(Law Enforcement Profiteering) "Results from the present study demonstrate that all three factors of state forfeiture law that we studied - proceeds to law enforcement, innocent owner burden, and standard of proof - impact the extent to which state and local law enforcement agencies choose to pursue federal equitable sharing. Moreover, when state laws make forfeiture more difficult and less rewarding, agencies are even more apt to turn to the federal government's easier and more generous forfeiture procedures."Source:Holcomb, Jefferson E.; Kovandzic, Tomislav V.; and Williams, Marian R., "Civil asset forfeiture, equitable sharing, and policing for profit in the United States," Journal of Criminal Justice (Amsterdam, The Netherlands: Elsevier, March 23, 2011) Volume 39, Issue 2, p. 282.
(Police Profit-Seeking) "In general, however, the powerful incentives for profit-seeking found within forfeiture current laws is criticized as encouraging inappropriate enforcement activities and detracting from the proper role of law enforcement within a democratic state. The dependency of the police on public resources for their operations is an important check on police power. Self-generating revenues by the police through forfeiture potentially threatens the ability of popularly elected officials to constrain police activities. Perhaps such concerns partially explain the differences in state laws. If the legislators and the public wished for forfeiture to be very easy and rewarding to law enforcement, every state would have low standards of proof, limited innocent owner protections, and all proceeds would go exclusively to the police."Source:Holcomb, Jefferson E.; Kovandzic, Tomislav V.; and Williams, Marian R., "Civil asset forfeiture, equitable sharing, and policing for profit in the United States," Journal of Criminal Justice (Amsterdam, The Netherlands: Elsevier, March 23, 2011) Volume 39, Issue 2, p. 283.

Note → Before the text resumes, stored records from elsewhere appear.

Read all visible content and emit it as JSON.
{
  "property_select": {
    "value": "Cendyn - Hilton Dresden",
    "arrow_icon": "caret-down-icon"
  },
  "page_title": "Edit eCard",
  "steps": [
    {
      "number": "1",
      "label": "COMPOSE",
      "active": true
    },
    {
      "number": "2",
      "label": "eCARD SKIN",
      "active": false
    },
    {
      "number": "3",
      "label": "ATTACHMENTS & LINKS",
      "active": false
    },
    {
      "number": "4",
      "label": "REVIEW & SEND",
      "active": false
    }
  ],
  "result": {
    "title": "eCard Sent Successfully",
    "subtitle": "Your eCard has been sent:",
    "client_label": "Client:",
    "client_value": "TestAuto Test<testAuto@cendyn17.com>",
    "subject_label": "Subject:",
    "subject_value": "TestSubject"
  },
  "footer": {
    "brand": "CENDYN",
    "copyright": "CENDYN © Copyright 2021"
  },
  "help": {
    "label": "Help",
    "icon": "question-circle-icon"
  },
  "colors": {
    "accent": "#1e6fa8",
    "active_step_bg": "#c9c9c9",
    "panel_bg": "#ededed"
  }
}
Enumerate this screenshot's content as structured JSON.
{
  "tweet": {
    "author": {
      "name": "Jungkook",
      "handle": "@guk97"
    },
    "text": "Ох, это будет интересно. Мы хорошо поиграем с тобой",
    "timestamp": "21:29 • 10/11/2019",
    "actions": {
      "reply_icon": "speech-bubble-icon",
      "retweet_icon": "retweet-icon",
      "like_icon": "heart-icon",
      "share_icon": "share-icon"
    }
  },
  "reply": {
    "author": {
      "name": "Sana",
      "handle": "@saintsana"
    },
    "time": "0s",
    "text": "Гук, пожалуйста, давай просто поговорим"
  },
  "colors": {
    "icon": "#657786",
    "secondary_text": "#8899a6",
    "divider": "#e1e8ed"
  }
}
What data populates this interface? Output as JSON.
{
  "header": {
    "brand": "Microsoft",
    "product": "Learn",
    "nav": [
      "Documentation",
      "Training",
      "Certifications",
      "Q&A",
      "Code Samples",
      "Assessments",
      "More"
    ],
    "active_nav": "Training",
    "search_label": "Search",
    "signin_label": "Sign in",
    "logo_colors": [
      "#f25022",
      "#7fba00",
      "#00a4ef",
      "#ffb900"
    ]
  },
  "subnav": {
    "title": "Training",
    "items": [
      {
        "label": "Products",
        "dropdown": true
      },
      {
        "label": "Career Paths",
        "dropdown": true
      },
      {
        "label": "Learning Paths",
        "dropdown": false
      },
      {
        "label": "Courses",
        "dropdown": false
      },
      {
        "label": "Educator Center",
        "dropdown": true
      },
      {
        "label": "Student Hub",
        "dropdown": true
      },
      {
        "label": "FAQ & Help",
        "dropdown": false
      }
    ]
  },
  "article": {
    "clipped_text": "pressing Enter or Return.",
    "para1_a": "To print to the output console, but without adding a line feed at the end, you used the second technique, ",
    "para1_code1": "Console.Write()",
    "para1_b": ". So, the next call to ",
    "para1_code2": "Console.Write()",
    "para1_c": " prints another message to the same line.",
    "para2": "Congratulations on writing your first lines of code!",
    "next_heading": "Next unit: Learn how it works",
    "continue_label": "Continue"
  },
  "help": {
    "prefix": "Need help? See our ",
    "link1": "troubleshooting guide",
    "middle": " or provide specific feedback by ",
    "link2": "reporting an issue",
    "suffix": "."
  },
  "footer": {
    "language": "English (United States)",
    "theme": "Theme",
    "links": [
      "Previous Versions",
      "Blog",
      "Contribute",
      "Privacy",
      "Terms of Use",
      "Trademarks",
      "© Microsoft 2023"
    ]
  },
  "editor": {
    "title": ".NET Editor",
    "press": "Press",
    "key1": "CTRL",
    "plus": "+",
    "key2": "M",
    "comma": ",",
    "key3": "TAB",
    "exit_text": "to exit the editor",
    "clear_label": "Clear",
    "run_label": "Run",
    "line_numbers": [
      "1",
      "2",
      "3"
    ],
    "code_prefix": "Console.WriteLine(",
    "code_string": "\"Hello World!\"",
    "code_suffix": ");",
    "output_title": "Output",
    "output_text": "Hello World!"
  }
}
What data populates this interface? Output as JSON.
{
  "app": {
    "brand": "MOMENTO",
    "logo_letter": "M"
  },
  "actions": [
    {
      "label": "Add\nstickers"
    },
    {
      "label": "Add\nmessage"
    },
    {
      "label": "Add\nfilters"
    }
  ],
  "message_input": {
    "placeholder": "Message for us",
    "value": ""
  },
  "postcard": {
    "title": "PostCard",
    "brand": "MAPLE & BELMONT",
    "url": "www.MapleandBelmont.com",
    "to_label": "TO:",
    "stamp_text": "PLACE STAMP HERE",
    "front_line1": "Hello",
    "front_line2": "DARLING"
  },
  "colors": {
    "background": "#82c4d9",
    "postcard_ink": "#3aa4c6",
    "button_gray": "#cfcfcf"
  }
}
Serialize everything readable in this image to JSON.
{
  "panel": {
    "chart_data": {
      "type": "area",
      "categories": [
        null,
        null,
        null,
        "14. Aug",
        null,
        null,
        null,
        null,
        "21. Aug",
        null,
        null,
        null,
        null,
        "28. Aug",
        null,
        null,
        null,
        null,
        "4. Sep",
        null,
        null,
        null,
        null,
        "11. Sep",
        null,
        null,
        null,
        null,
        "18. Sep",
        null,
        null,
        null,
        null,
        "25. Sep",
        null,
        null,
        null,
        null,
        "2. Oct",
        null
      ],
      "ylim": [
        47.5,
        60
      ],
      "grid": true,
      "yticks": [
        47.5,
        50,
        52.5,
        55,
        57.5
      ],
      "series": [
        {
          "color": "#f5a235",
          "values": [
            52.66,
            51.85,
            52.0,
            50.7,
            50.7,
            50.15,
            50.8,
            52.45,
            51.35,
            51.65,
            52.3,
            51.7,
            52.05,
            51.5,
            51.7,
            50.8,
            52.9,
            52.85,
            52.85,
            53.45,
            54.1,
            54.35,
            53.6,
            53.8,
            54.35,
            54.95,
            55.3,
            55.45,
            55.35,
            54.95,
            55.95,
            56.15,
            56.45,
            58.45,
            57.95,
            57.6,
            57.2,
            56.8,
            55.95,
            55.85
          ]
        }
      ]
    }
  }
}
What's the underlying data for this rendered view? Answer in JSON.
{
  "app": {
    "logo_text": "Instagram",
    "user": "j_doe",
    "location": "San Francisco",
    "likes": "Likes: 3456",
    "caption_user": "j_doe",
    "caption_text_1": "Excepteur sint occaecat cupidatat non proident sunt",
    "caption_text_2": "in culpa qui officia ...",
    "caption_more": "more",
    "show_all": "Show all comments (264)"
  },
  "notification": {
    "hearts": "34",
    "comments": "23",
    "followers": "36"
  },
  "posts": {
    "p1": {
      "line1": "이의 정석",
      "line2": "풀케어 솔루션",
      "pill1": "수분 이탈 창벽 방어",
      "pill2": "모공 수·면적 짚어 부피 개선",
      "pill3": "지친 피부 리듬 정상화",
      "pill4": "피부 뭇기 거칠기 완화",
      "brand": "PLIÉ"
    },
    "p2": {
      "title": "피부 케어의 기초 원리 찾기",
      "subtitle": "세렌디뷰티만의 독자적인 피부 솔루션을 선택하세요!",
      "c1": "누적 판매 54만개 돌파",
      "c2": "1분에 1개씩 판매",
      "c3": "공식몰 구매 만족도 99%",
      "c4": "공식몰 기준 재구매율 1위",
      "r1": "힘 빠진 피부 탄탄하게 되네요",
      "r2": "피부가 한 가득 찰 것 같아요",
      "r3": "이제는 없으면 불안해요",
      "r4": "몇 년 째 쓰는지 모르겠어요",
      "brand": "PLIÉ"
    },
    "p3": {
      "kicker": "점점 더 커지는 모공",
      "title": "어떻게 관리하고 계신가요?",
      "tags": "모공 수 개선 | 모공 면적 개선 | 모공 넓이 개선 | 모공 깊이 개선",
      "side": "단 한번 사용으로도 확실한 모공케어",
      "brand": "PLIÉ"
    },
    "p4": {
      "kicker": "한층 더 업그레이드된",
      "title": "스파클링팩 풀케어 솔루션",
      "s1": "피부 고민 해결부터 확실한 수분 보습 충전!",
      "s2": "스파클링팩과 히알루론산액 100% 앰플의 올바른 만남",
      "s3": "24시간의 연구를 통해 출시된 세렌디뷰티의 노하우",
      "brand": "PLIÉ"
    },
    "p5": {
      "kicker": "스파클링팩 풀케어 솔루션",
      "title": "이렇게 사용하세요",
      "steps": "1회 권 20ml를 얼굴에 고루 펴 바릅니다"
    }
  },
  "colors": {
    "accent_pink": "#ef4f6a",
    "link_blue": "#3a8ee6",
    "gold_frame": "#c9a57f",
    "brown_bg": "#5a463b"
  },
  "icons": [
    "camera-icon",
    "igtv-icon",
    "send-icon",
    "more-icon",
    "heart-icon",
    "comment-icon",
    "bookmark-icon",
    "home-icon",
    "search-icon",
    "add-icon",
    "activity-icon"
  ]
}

(Police Profiteering) "In sum, the present study found that law enforcement agencies in jurisdictions with more restrictive or less rewarding state forfeiture laws receive greater forfeiture proceeds through federal equitable sharing. These results provide compelling evidence that law enforcement agencies consider the legal burdens and financial rewards of their own state law compared to those under federal equitable sharing in determining how to process asset seizures. Whether such actions are viewed as appropriate, innovative, and utility-maximizing police behavior or something more problematic is a matter for the public and policy-makers to assess. Any discussion about these results, however, certainly raises political and normative questions about the independence of law enforcement from public oversight and the budgetary process as well as the appropriate role and limits of asset forfeiture by law enforcement."Source:Holcomb, Jefferson E.; Kovandzic, Tomislav V.; and Williams, Marian R., "Civil asset forfeiture, equitable sharing, and policing for profit in the United States," Journal of Criminal Justice (Amsterdam, The Netherlands: Elsevier, March 23, 2011) Volume 39, Issue 2, p. 283.